■ How to complete this task ■
Output all entries below exactly as they are given.

■ Data about app and page elements ■
----

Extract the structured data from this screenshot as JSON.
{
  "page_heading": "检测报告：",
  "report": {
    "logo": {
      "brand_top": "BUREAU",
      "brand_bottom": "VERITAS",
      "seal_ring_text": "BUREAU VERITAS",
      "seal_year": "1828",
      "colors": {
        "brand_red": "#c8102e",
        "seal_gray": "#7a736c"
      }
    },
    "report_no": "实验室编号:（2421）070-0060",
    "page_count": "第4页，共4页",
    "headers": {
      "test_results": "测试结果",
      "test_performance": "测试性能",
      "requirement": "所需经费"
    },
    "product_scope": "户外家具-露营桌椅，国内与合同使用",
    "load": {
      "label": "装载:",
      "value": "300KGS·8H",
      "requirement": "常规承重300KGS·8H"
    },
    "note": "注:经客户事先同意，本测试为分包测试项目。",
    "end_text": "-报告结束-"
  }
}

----

■ Your solution ■
Extract the structured data from this screenshot as JSON.
{
  "page_heading": "检测报告：",
  "report": {
    "logo": {
      "brand_top": "BUREAU",
      "brand_bottom": "VERITAS",
      "seal_ring_text": "BUREAU VERITAS",
      "seal_year": "1828",
      "colors": {
        "brand_red": "#c8102e",
        "seal_gray": "#7a736c"
      }
    },
    "report_no": "实验室编号:（2421）070-0060",
    "page_count": "第4页，共4页",
    "headers": {
      "test_results": "测试结果",
      "test_performance": "测试性能",
      "requirement": "所需经费"
    },
    "product_scope": "户外家具-露营桌椅，国内与合同使用",
    "load": {
      "label": "装载:",
      "value": "300KGS·8H",
      "requirement": "常规承重300KGS·8H"
    },
    "note": "注:经客户事先同意，本测试为分包测试项目。",
    "end_text": "-报告结束-"
  }
}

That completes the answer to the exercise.